## How to complete this task
Nothing but the exact text of the entries should appear in your answer; pictures stay out.

=== Given information ===

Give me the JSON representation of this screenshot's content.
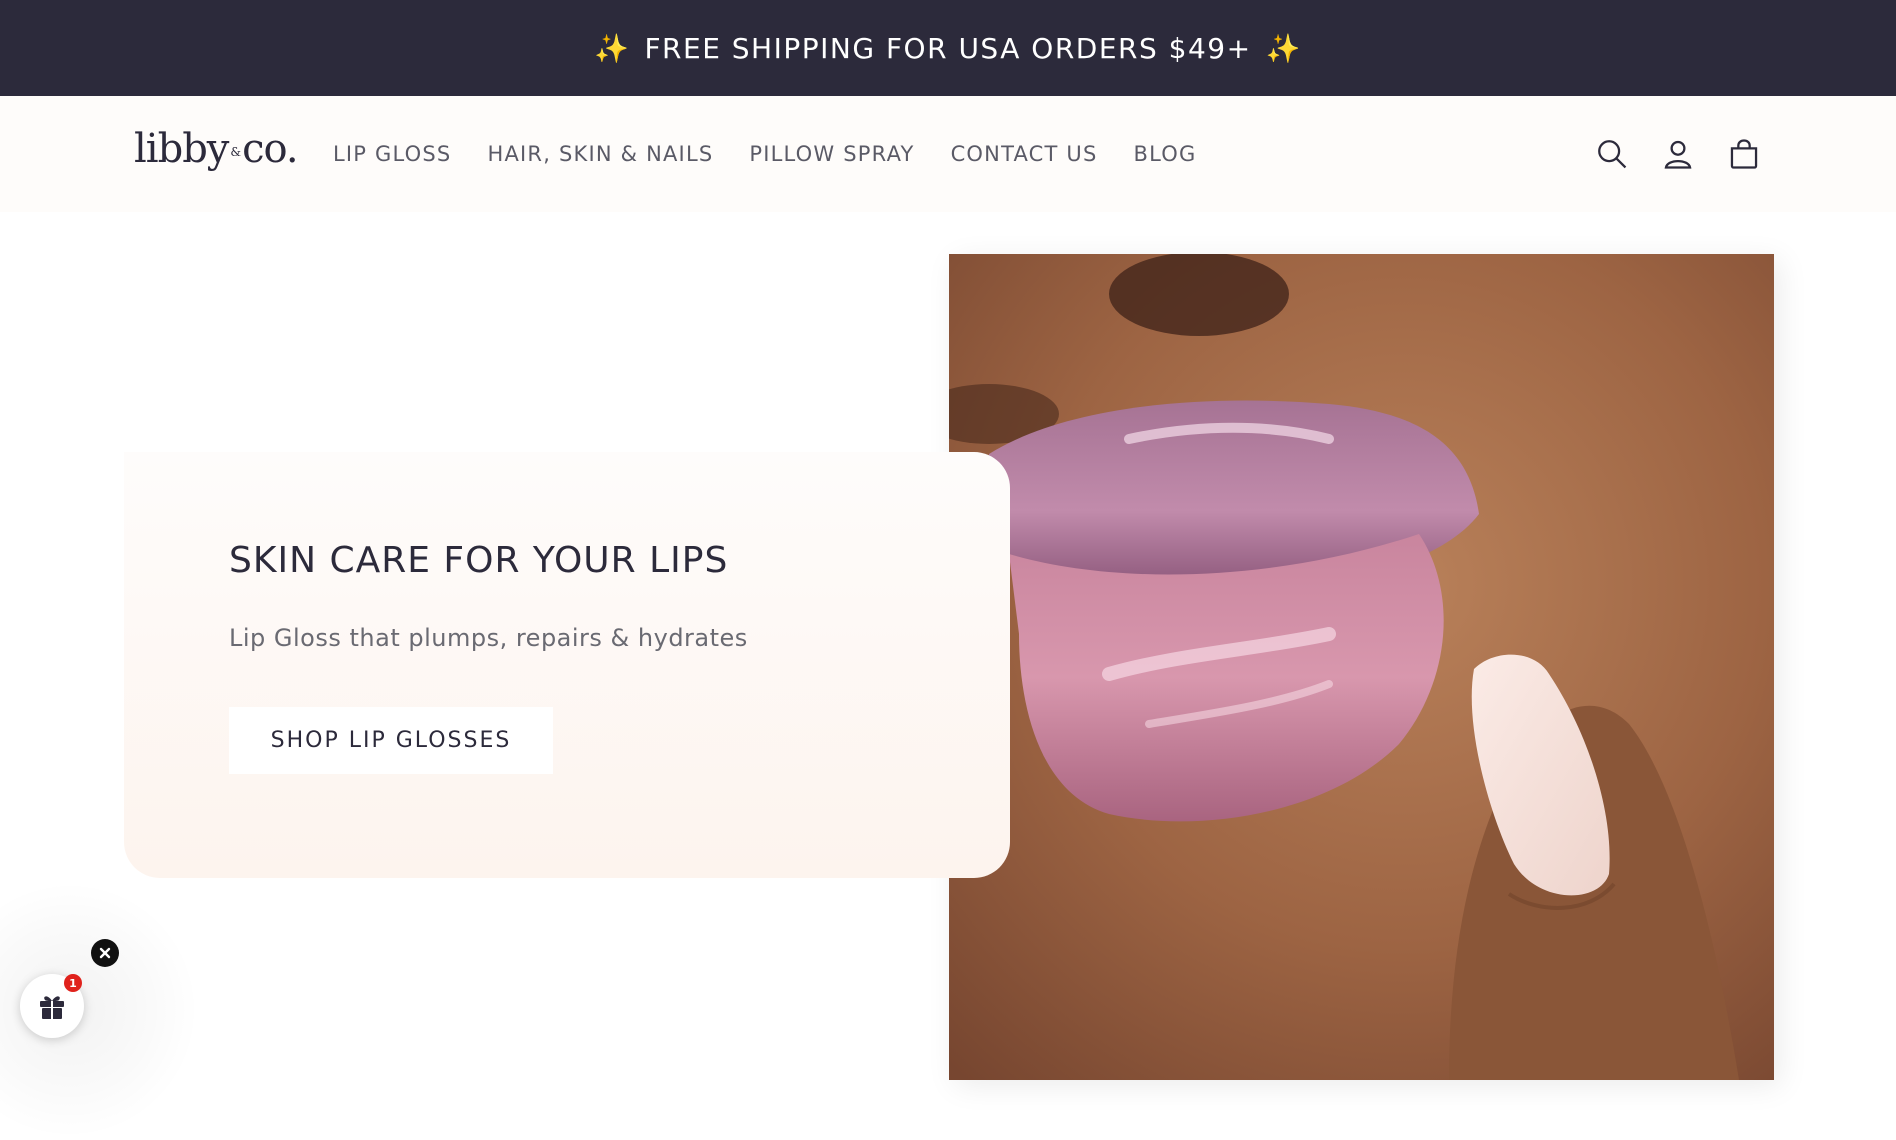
{
  "announcement": {
    "text": "FREE SHIPPING FOR USA ORDERS $49+",
    "emoji": "✨"
  },
  "header": {
    "logo": {
      "main": "libby",
      "amp": "&",
      "suffix": "co."
    },
    "nav": [
      {
        "label": "LIP GLOSS"
      },
      {
        "label": "HAIR, SKIN & NAILS"
      },
      {
        "label": "PILLOW SPRAY"
      },
      {
        "label": "CONTACT US"
      },
      {
        "label": "BLOG"
      }
    ],
    "icons": [
      "search-icon",
      "account-icon",
      "cart-icon"
    ]
  },
  "hero": {
    "title": "SKIN CARE FOR YOUR LIPS",
    "subtitle": "Lip Gloss that plumps, repairs & hydrates",
    "button_label": "SHOP LIP GLOSSES"
  },
  "gift_widget": {
    "badge_count": "1",
    "icons": [
      "gift-icon",
      "close-icon"
    ]
  },
  "colors": {
    "announcement_bg": "#2c2a3b",
    "header_bg": "#fefcfa",
    "text_dark": "#2c2a3b",
    "nav_text": "#5a5a66",
    "card_bg": "#fdf4ee",
    "badge_red": "#e0221c"
  }
}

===

## Written response
Give me the JSON representation of this screenshot's content.
{
  "announcement": {
    "text": "FREE SHIPPING FOR USA ORDERS $49+",
    "emoji": "✨"
  },
  "header": {
    "logo": {
      "main": "libby",
      "amp": "&",
      "suffix": "co."
    },
    "nav": [
      {
        "label": "LIP GLOSS"
      },
      {
        "label": "HAIR, SKIN & NAILS"
      },
      {
        "label": "PILLOW SPRAY"
      },
      {
        "label": "CONTACT US"
      },
      {
        "label": "BLOG"
      }
    ],
    "icons": [
      "search-icon",
      "account-icon",
      "cart-icon"
    ]
  },
  "hero": {
    "title": "SKIN CARE FOR YOUR LIPS",
    "subtitle": "Lip Gloss that plumps, repairs & hydrates",
    "button_label": "SHOP LIP GLOSSES"
  },
  "gift_widget": {
    "badge_count": "1",
    "icons": [
      "gift-icon",
      "close-icon"
    ]
  },
  "colors": {
    "announcement_bg": "#2c2a3b",
    "header_bg": "#fefcfa",
    "text_dark": "#2c2a3b",
    "nav_text": "#5a5a66",
    "card_bg": "#fdf4ee",
    "badge_red": "#e0221c"
  }
}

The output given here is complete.